Figure 2. Charge-degrade models (see Larter et al. 2006a for details) for Alberta tar sand reservoirs showing cumulative charged oil, remaining (actual) oil column in terms of oil column height in the context of oil quality and reservoir temperature: a) assumes a single instantaneous charge of all oil at 95 Ma and degradation to present day for Peace River; b) continuous charge into Peace River until maximum burial (60 Ma) and simultaneous degradation to present day; c) pasteurization of Gething reservoirs curtails degradation shortly after charge starts; and d) Athabasca reservoirs exist at optimal conditions for degradation and require charge after maximum degradation. The concentration-depth profile for oil components after 65 kyr of degradation show slight accumulation of non-degradable dense oil near the OWC and preferential removal of propane and n-butane over i-butane, with lesser alternation of C11+ hydrocarbons, generation of CO2 and formation of gas cap.
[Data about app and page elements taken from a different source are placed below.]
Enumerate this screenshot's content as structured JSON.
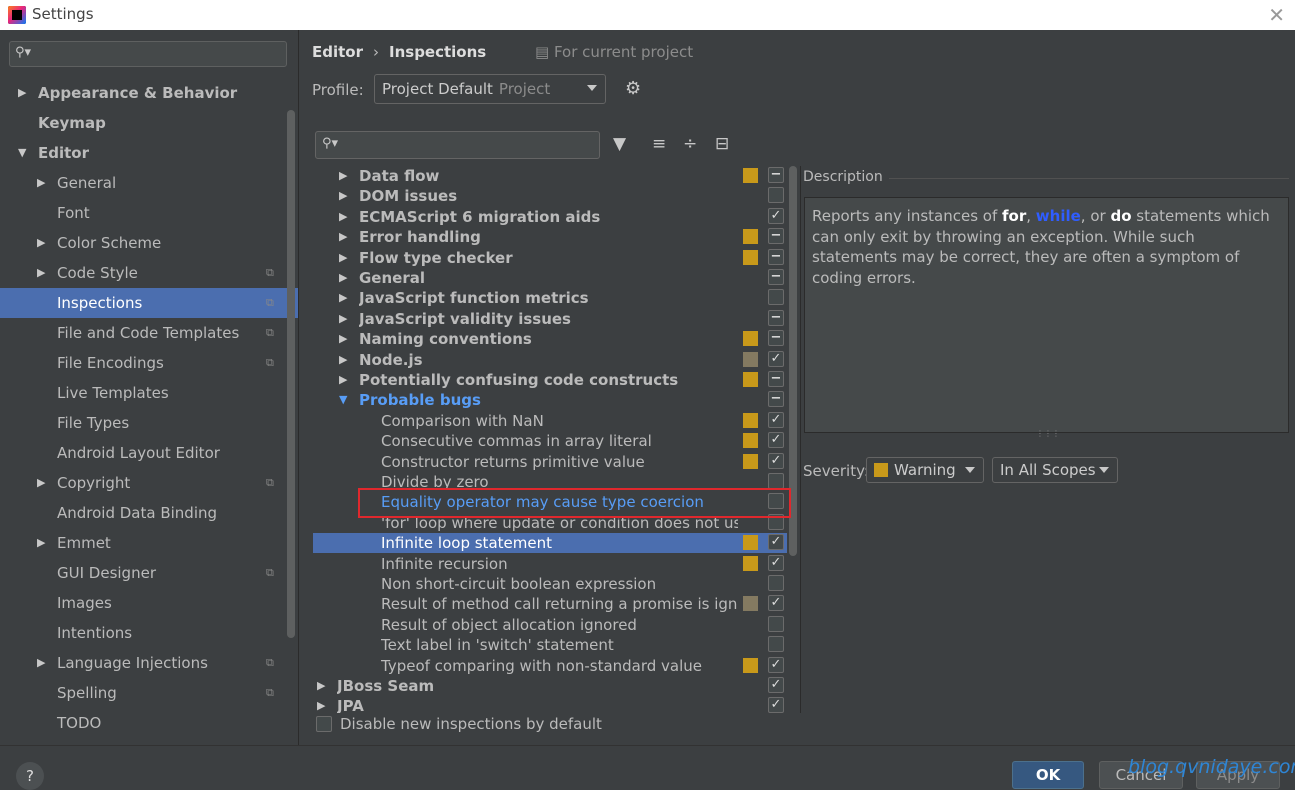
{
  "window": {
    "title": "Settings",
    "close_glyph": "✕"
  },
  "sidebar": {
    "search_placeholder": "",
    "items": [
      {
        "label": "Appearance & Behavior",
        "arrow": "▶",
        "bold": true,
        "indent": 0,
        "shared": false
      },
      {
        "label": "Keymap",
        "arrow": "",
        "bold": true,
        "indent": 0,
        "shared": false
      },
      {
        "label": "Editor",
        "arrow": "▼",
        "bold": true,
        "indent": 0,
        "shared": false
      },
      {
        "label": "General",
        "arrow": "▶",
        "bold": false,
        "indent": 1,
        "shared": false
      },
      {
        "label": "Font",
        "arrow": "",
        "bold": false,
        "indent": 1,
        "shared": false
      },
      {
        "label": "Color Scheme",
        "arrow": "▶",
        "bold": false,
        "indent": 1,
        "shared": false
      },
      {
        "label": "Code Style",
        "arrow": "▶",
        "bold": false,
        "indent": 1,
        "shared": true
      },
      {
        "label": "Inspections",
        "arrow": "",
        "bold": false,
        "indent": 1,
        "shared": true,
        "selected": true
      },
      {
        "label": "File and Code Templates",
        "arrow": "",
        "bold": false,
        "indent": 1,
        "shared": true
      },
      {
        "label": "File Encodings",
        "arrow": "",
        "bold": false,
        "indent": 1,
        "shared": true
      },
      {
        "label": "Live Templates",
        "arrow": "",
        "bold": false,
        "indent": 1,
        "shared": false
      },
      {
        "label": "File Types",
        "arrow": "",
        "bold": false,
        "indent": 1,
        "shared": false
      },
      {
        "label": "Android Layout Editor",
        "arrow": "",
        "bold": false,
        "indent": 1,
        "shared": false
      },
      {
        "label": "Copyright",
        "arrow": "▶",
        "bold": false,
        "indent": 1,
        "shared": true
      },
      {
        "label": "Android Data Binding",
        "arrow": "",
        "bold": false,
        "indent": 1,
        "shared": false
      },
      {
        "label": "Emmet",
        "arrow": "▶",
        "bold": false,
        "indent": 1,
        "shared": false
      },
      {
        "label": "GUI Designer",
        "arrow": "",
        "bold": false,
        "indent": 1,
        "shared": true
      },
      {
        "label": "Images",
        "arrow": "",
        "bold": false,
        "indent": 1,
        "shared": false
      },
      {
        "label": "Intentions",
        "arrow": "",
        "bold": false,
        "indent": 1,
        "shared": false
      },
      {
        "label": "Language Injections",
        "arrow": "▶",
        "bold": false,
        "indent": 1,
        "shared": true
      },
      {
        "label": "Spelling",
        "arrow": "",
        "bold": false,
        "indent": 1,
        "shared": true
      },
      {
        "label": "TODO",
        "arrow": "",
        "bold": false,
        "indent": 1,
        "shared": false
      }
    ]
  },
  "header": {
    "crumb_parent": "Editor",
    "crumb_sep": "›",
    "crumb_current": "Inspections",
    "scope_note": "For current project",
    "profile_label": "Profile:",
    "profile_value": "Project Default",
    "profile_kind": "Project"
  },
  "inspections": {
    "rows": [
      {
        "label": "Data flow",
        "level": 0,
        "arrow": "▶",
        "cat": true,
        "sev": "#c8991a",
        "chk": "mixed"
      },
      {
        "label": "DOM issues",
        "level": 0,
        "arrow": "▶",
        "cat": true,
        "sev": "",
        "chk": "off"
      },
      {
        "label": "ECMAScript 6 migration aids",
        "level": 0,
        "arrow": "▶",
        "cat": true,
        "sev": "",
        "chk": "on"
      },
      {
        "label": "Error handling",
        "level": 0,
        "arrow": "▶",
        "cat": true,
        "sev": "#c8991a",
        "chk": "mixed"
      },
      {
        "label": "Flow type checker",
        "level": 0,
        "arrow": "▶",
        "cat": true,
        "sev": "#c8991a",
        "chk": "mixed"
      },
      {
        "label": "General",
        "level": 0,
        "arrow": "▶",
        "cat": true,
        "sev": "",
        "chk": "mixed"
      },
      {
        "label": "JavaScript function metrics",
        "level": 0,
        "arrow": "▶",
        "cat": true,
        "sev": "",
        "chk": "off"
      },
      {
        "label": "JavaScript validity issues",
        "level": 0,
        "arrow": "▶",
        "cat": true,
        "sev": "",
        "chk": "mixed"
      },
      {
        "label": "Naming conventions",
        "level": 0,
        "arrow": "▶",
        "cat": true,
        "sev": "#c8991a",
        "chk": "mixed"
      },
      {
        "label": "Node.js",
        "level": 0,
        "arrow": "▶",
        "cat": true,
        "sev": "#847a61",
        "chk": "on"
      },
      {
        "label": "Potentially confusing code constructs",
        "level": 0,
        "arrow": "▶",
        "cat": true,
        "sev": "#c8991a",
        "chk": "mixed"
      },
      {
        "label": "Probable bugs",
        "level": 0,
        "arrow": "▼",
        "cat": true,
        "blue": true,
        "sev": "",
        "chk": "mixed"
      },
      {
        "label": "Comparison with NaN",
        "level": 1,
        "arrow": "",
        "cat": false,
        "sev": "#c8991a",
        "chk": "on"
      },
      {
        "label": "Consecutive commas in array literal",
        "level": 1,
        "arrow": "",
        "cat": false,
        "sev": "#c8991a",
        "chk": "on"
      },
      {
        "label": "Constructor returns primitive value",
        "level": 1,
        "arrow": "",
        "cat": false,
        "sev": "#c8991a",
        "chk": "on"
      },
      {
        "label": "Divide by zero",
        "level": 1,
        "arrow": "",
        "cat": false,
        "sev": "",
        "chk": "off"
      },
      {
        "label": "Equality operator may cause type coercion",
        "level": 1,
        "arrow": "",
        "cat": false,
        "blue": true,
        "sev": "",
        "chk": "off"
      },
      {
        "label": "'for' loop where update or condition does not use lo",
        "level": 1,
        "arrow": "",
        "cat": false,
        "sev": "",
        "chk": "off"
      },
      {
        "label": "Infinite loop statement",
        "level": 1,
        "arrow": "",
        "cat": false,
        "sel": true,
        "sev": "#c8991a",
        "chk": "on"
      },
      {
        "label": "Infinite recursion",
        "level": 1,
        "arrow": "",
        "cat": false,
        "sev": "#c8991a",
        "chk": "on"
      },
      {
        "label": "Non short-circuit boolean expression",
        "level": 1,
        "arrow": "",
        "cat": false,
        "sev": "",
        "chk": "off"
      },
      {
        "label": "Result of method call returning a promise is ignorec",
        "level": 1,
        "arrow": "",
        "cat": false,
        "sev": "#847a61",
        "chk": "on"
      },
      {
        "label": "Result of object allocation ignored",
        "level": 1,
        "arrow": "",
        "cat": false,
        "sev": "",
        "chk": "off"
      },
      {
        "label": "Text label in 'switch' statement",
        "level": 1,
        "arrow": "",
        "cat": false,
        "sev": "",
        "chk": "off"
      },
      {
        "label": "Typeof comparing with non-standard value",
        "level": 1,
        "arrow": "",
        "cat": false,
        "sev": "#c8991a",
        "chk": "on"
      },
      {
        "label": "JBoss Seam",
        "level": -1,
        "arrow": "▶",
        "cat": true,
        "sev": "",
        "chk": "on"
      },
      {
        "label": "JPA",
        "level": -1,
        "arrow": "▶",
        "cat": true,
        "sev": "",
        "chk": "on"
      }
    ],
    "disable_label": "Disable new inspections by default"
  },
  "description": {
    "title": "Description",
    "p1": "Reports any instances of ",
    "kw_for": "for",
    "p2": ", ",
    "kw_while": "while",
    "p3": ", or ",
    "kw_do": "do",
    "p4": " statements which can only exit by throwing an exception. While such statements may be correct, they are often a symptom of coding errors."
  },
  "severity": {
    "label": "Severity:",
    "value": "Warning",
    "scope": "In All Scopes",
    "color": "#c8991a"
  },
  "footer": {
    "help": "?",
    "ok": "OK",
    "cancel": "Cancel",
    "apply": "Apply",
    "watermark": "blog.qvnidaye.com"
  }
}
AAPG Search and Discovery Article #90075©2008 AAPG Hedberg Conference, Banff, Alberta, Canada